Component data from apps and pages:
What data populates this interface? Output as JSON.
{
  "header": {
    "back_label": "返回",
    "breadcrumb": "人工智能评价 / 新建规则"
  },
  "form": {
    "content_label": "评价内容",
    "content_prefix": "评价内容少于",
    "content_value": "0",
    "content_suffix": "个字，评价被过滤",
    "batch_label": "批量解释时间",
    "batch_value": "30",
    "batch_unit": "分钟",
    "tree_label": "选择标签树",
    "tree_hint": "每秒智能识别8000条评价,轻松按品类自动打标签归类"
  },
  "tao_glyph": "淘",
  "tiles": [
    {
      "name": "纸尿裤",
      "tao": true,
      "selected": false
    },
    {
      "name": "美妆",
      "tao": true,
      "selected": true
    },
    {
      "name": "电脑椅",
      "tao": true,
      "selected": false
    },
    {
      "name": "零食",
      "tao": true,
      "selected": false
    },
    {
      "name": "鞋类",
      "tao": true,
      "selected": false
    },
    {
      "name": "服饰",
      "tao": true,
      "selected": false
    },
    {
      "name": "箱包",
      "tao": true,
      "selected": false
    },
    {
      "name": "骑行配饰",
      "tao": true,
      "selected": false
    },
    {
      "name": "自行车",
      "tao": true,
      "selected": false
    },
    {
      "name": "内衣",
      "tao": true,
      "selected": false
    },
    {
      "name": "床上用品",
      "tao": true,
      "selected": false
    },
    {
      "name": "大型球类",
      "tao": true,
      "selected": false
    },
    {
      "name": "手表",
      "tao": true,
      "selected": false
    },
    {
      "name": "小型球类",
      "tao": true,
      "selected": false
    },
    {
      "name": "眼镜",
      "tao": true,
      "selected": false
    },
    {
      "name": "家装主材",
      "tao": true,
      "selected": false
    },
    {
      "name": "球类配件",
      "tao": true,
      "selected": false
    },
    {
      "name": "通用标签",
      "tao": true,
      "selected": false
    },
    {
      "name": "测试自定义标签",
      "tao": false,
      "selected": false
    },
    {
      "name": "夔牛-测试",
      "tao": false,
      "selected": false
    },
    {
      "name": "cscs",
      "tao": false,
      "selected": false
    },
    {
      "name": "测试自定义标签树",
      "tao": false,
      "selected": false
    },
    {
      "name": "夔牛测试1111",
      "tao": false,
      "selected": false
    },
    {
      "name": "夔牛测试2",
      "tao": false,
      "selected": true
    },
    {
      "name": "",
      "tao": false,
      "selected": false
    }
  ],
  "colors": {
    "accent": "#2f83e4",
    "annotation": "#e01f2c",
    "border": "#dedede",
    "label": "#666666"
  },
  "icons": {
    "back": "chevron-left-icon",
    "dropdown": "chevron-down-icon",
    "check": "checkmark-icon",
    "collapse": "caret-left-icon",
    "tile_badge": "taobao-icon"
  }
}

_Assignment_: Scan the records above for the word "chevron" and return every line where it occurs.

_Output for this task_:
    "back": "chevron-left-icon",
    "dropdown": "chevron-down-icon",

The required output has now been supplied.